Which, in a romanticized world is great, because it gives everyone a pop, however, the stark reality is that we are all losing out, this time economically. More choice also equals less money for everyone. That means, and I am sure you can all agree with this, we all have to work a lot harder just to stay in the same spot. I now, for example, work twice as many hours a week than my father did, for half the money. That has nothing to do with inflation by the way. Fact is, because of choice, we all loose out. Even the big wigs have to fight harder, and as the last crisis has shown us, our jobs in this industry are by no means safe.
Concluding, there will never again be a global trend to cash in on.Positive or negative, I don’t know. We need to learn to accept the fact that street culture and hence street wear is a niche movement. Furthermore, in order to repair the damage no one but ourselves has done, we need to go back and come up with a set of ethical & moral guidelines acceptable to us all and live by them. When we started selling out to the next big whig for a few grand, we destroyed everything. Now, I am not saying, don’t do this and don’t work for that guy, that’s a personal decision everyone has to make for themselves, but how about we start thinking before selling out. Does Pepsi really need a cool street artist? Does Gillette need advertising on the Complex Media Network? How does McDonalds fit into all this? I don’t think they have a place in our culture at all. Taking the long road is often harder, but if unified it’s easier. If we all accept the fact that what we put into this sub culture, is what we get out, maybe we can all start having fun again.
Yes, today is the official Coffee-Day here in Germany. Time to celebrate and drink some extra cups of joe. Hooray!

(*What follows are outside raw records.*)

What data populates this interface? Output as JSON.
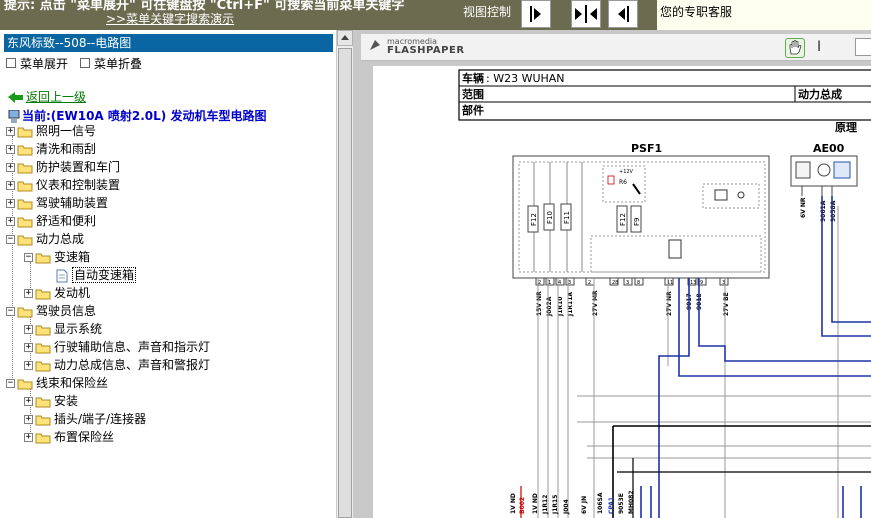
{
  "topbar": {
    "hint": "提示: 点击 \"菜单展开\" 可在键盘按 \"Ctrl+F\" 可搜索当前菜单关键字",
    "search_demo_link": ">>菜单关键字搜索演示",
    "view_control_label": "视图控制",
    "service_label": "您的专职客服",
    "colors": {
      "bar": "#6b6b4f",
      "service_bg": "#fffff0"
    }
  },
  "left_panel": {
    "title": "东风标致--508--电路图",
    "expand_label": "菜单展开",
    "collapse_label": "菜单折叠",
    "back_label": "返回上一级",
    "current_label": "当前:(EW10A 喷射2.0L) 发动机车型电路图",
    "tree": [
      {
        "label": "照明一信号",
        "state": "+"
      },
      {
        "label": "清洗和雨刮",
        "state": "+"
      },
      {
        "label": "防护装置和车门",
        "state": "+"
      },
      {
        "label": "仪表和控制装置",
        "state": "+"
      },
      {
        "label": "驾驶辅助装置",
        "state": "+"
      },
      {
        "label": "舒适和便利",
        "state": "+"
      },
      {
        "label": "动力总成",
        "state": "-"
      },
      {
        "label": "变速箱",
        "state": "-"
      },
      {
        "label": "自动变速箱",
        "state": "leaf"
      },
      {
        "label": "发动机",
        "state": "+"
      },
      {
        "label": "驾驶员信息",
        "state": "-"
      },
      {
        "label": "显示系统",
        "state": "+"
      },
      {
        "label": "行驶辅助信息、声音和指示灯",
        "state": "+"
      },
      {
        "label": "动力总成信息、声音和警报灯",
        "state": "+"
      },
      {
        "label": "线束和保险丝",
        "state": "-"
      },
      {
        "label": "安装",
        "state": "+"
      },
      {
        "label": "插头/端子/连接器",
        "state": "+"
      },
      {
        "label": "布置保险丝",
        "state": "+"
      }
    ]
  },
  "viewer": {
    "brand_small": "macromedia",
    "brand_big": "FLASHPAPER",
    "cursor_tool_icon": "hand-icon",
    "select_tool_icon": "text-cursor-icon"
  },
  "document": {
    "row1_label": "车辆",
    "row1_value": ": W23 WUHAN",
    "row2_label": "范围",
    "row2_value": "动力总成",
    "row3_label": "部件",
    "principle": "原理",
    "box1_name": "PSF1",
    "box2_name": "AE00",
    "relay_voltage": "+12V",
    "relay_name": "R6",
    "fuses": [
      "F12",
      "F10",
      "F11",
      "F12",
      "F9"
    ],
    "psf1_pins": [
      "2",
      "1",
      "4",
      "3",
      "2",
      "28",
      "3",
      "8",
      "11",
      "13",
      "9",
      "3"
    ],
    "psf1_wires": [
      "15V NR",
      "J002A",
      "J1R10",
      "J1R11A",
      "27V MR",
      "27V NR",
      "9017",
      "9018",
      "27V BE"
    ],
    "ae00_wires": [
      "6V NR",
      "9061A",
      "9058A"
    ],
    "bottom_wires": [
      "1V ND",
      "B002",
      "1V ND",
      "J1R12",
      "J1R15",
      "J004",
      "6V JN",
      "106SA",
      "CPA1",
      "9053E",
      "MH082"
    ]
  }
}
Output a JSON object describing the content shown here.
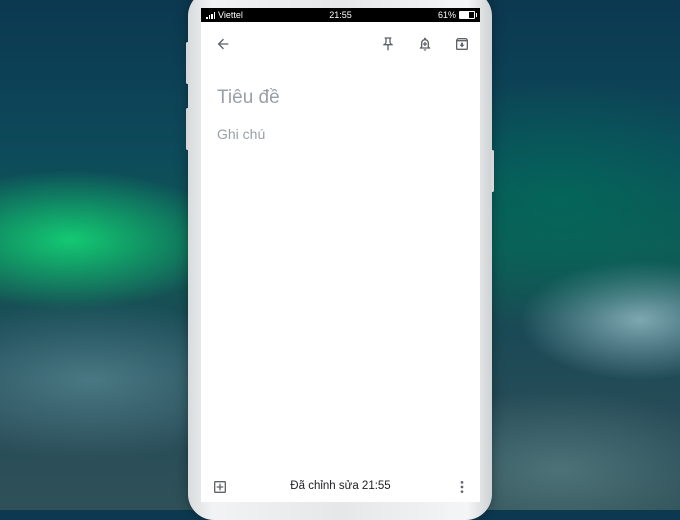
{
  "status_bar": {
    "carrier": "Viettel",
    "time": "21:55",
    "battery": "61%",
    "battery_level": 0.61
  },
  "toolbar": {
    "back_icon": "arrow-left-icon",
    "pin_icon": "pin-icon",
    "reminder_icon": "bell-plus-icon",
    "archive_icon": "archive-icon"
  },
  "note": {
    "title_placeholder": "Tiêu đề",
    "body_placeholder": "Ghi chú"
  },
  "bottom_bar": {
    "add_icon": "add-box-icon",
    "edited_text": "Đã chỉnh sửa 21:55",
    "more_icon": "more-vert-icon"
  },
  "colors": {
    "icon": "#5f6368",
    "placeholder": "#9aa0a6",
    "text": "#202124"
  }
}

I survived 12 days on the open road traveling all over the Dirty South. There will be stories and photos to come this weekend. But for now, enjoy my new pocket watch. I picked this up in Atlanta and I am on a mission to bring back the pocket watch for 2011 and into 2012 because they are fucking pimp.